I already had a clear, workable idea for a service, and so when they told me I’d be up and running in five minutes, I believed them. I should know better. On the Pricing screen, I was offered the option of creating three tiers for my service. I could have gone ahead with just the tiny test service I had in mind, but I knew this was my opportunity to invent a genuine, serious product, and I should take it.
The hardest part about the Description and FAQ page was paring my sales pitch down to fit the 1200 character limit. Cutting is a fact of life, and I’m finally getting used to it.
Then there was the Gallery page. For as much as I’ve struggled with the Gimp, you’d think I’d have some skills by now.
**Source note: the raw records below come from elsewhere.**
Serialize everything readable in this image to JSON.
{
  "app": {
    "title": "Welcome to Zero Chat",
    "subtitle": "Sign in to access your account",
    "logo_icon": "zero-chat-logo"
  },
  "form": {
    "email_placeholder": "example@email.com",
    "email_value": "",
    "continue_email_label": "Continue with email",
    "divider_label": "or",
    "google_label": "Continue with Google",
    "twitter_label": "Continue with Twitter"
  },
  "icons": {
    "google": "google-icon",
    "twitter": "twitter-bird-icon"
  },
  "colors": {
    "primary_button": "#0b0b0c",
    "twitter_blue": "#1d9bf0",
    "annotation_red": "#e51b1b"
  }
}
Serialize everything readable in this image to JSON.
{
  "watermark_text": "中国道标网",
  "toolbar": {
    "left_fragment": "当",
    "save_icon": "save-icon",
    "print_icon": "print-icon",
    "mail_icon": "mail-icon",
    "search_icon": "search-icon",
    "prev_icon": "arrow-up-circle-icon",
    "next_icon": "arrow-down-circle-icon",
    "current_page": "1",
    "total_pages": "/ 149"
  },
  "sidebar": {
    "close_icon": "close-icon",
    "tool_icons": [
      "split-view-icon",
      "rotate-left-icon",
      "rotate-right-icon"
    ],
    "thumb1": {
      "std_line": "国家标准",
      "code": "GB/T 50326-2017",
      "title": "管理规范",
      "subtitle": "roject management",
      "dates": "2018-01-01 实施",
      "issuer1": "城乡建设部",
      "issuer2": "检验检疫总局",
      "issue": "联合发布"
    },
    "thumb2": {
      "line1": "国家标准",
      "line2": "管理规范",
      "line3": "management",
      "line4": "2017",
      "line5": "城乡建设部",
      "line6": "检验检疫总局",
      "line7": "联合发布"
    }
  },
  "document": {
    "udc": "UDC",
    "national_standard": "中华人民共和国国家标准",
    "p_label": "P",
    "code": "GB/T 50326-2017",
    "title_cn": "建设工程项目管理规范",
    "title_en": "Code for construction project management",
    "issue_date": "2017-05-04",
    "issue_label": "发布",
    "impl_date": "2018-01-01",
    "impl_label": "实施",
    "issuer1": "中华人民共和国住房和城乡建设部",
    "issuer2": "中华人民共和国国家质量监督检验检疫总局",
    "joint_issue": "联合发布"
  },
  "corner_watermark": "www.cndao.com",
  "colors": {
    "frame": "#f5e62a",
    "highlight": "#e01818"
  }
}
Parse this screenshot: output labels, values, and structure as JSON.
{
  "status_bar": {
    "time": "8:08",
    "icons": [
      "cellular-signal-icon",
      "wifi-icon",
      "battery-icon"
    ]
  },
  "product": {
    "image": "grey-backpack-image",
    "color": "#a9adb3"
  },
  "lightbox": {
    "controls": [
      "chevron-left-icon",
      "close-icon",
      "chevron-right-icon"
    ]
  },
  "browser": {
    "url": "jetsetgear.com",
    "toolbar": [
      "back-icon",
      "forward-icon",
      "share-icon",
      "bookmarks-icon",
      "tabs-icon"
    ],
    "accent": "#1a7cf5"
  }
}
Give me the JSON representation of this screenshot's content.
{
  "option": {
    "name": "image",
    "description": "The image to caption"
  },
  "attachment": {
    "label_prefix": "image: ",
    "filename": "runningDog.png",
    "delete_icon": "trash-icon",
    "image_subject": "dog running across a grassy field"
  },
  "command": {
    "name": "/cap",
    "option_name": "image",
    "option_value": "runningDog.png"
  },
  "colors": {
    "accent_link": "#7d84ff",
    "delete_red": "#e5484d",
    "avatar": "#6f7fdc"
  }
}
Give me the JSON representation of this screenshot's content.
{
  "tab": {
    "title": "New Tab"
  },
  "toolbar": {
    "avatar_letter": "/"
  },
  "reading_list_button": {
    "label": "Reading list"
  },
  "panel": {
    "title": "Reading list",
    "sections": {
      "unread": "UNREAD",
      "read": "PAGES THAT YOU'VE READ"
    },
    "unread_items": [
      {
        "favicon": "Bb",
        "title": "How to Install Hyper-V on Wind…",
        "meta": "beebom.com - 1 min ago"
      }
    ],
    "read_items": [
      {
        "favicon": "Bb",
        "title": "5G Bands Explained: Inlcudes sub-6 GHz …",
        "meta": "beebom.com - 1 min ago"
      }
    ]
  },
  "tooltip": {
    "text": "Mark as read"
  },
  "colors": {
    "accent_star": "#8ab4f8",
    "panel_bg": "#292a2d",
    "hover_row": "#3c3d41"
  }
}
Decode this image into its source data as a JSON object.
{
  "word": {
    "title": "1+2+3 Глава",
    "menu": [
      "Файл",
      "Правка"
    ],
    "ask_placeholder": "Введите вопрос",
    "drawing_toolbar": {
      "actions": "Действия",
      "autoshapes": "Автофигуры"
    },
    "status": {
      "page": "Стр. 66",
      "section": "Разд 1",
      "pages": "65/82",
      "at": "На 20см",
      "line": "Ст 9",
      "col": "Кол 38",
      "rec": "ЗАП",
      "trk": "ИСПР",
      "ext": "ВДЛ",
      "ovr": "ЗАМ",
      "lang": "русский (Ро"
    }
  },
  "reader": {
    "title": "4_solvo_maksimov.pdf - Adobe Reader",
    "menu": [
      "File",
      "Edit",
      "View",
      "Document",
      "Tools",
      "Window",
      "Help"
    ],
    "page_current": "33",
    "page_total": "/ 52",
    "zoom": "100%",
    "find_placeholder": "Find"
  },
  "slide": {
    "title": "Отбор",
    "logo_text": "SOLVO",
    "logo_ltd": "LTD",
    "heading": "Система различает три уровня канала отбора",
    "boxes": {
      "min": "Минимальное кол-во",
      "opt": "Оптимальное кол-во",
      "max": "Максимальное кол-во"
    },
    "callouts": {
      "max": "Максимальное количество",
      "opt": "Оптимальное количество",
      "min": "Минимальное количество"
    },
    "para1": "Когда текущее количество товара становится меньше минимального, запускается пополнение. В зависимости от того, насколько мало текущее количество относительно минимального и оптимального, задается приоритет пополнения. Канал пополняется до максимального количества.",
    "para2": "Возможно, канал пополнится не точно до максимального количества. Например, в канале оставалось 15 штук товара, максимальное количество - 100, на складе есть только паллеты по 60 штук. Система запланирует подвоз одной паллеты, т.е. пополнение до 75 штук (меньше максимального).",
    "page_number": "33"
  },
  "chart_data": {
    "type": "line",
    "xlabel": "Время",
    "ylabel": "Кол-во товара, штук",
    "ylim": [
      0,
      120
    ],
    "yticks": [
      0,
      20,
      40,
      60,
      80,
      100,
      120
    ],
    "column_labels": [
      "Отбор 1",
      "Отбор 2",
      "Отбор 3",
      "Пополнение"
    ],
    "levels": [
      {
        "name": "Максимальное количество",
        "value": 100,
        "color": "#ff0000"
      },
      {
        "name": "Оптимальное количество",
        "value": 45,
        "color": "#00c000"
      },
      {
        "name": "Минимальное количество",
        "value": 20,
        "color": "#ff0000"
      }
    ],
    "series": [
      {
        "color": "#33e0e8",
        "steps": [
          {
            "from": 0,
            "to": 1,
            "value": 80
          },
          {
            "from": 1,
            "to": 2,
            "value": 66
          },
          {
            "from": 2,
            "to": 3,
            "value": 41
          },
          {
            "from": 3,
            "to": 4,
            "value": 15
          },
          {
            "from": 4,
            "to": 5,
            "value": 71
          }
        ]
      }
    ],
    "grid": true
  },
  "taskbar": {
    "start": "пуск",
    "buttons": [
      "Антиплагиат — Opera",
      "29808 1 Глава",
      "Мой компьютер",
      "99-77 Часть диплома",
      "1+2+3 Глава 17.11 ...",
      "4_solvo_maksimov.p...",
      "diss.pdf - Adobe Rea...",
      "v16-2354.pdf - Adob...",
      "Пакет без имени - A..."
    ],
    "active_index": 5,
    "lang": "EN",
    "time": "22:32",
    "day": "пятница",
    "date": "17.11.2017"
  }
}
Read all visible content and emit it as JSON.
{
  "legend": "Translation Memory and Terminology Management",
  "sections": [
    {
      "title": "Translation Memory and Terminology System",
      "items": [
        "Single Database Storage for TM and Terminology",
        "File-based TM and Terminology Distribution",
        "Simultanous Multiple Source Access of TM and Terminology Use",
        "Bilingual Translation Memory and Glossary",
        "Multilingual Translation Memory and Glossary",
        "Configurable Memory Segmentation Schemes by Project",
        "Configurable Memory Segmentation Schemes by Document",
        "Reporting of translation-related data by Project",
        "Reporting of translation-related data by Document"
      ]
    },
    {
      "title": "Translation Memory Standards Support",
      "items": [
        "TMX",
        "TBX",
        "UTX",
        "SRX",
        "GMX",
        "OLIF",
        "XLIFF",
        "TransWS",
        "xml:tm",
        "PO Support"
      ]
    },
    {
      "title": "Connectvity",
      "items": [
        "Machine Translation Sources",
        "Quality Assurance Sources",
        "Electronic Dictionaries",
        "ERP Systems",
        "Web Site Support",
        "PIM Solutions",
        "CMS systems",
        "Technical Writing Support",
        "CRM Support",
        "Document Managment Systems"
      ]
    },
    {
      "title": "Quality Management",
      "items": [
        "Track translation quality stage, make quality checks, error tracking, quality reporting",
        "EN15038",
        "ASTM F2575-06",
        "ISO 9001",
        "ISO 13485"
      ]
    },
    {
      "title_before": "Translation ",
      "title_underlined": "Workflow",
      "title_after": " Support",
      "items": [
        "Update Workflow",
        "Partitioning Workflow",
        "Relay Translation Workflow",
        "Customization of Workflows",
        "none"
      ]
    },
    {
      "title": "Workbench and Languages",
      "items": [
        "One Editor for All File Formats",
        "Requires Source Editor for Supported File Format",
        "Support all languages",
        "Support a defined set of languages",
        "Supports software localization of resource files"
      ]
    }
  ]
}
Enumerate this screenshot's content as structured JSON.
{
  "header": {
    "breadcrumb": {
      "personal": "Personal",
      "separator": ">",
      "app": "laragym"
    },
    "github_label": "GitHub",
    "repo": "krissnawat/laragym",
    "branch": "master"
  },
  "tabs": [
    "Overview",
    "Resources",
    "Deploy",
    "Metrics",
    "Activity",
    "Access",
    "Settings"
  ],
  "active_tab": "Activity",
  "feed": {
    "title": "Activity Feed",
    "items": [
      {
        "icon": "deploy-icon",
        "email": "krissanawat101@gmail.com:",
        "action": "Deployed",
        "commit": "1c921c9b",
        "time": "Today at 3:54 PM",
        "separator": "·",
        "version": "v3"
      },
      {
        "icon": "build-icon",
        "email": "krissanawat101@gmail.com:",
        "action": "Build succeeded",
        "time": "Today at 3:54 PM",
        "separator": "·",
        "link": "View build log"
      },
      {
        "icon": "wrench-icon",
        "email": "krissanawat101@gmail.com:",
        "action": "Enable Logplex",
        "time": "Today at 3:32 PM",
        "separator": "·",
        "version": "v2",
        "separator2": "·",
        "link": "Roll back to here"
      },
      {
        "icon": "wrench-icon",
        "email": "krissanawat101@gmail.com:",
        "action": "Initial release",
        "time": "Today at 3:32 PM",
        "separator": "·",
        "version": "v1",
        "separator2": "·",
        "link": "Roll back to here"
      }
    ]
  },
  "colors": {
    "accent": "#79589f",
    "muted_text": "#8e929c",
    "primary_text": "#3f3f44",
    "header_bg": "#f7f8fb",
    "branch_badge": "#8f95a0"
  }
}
Oh well, I can always polish and improve later.
For reference, the steps are:
1) Overview – tagline and category
2) Pricing – simple product or three tiered system, with the option to offer add-ons (such as expedited delivery and extra re-dos)
3) Description and FAQ – your marketing copy, 1200 chars plus the FAQ
4) Requirements – what you need from the client to do the job (in my case, I needed a video or audio file of the speech I’m to evaluate, plus an optional text description of the client’s goals and objectives)
5) Gallery – one (required) to three still images, and optionally, a video
BTW, if you’d like some coaching on your speech, come see me.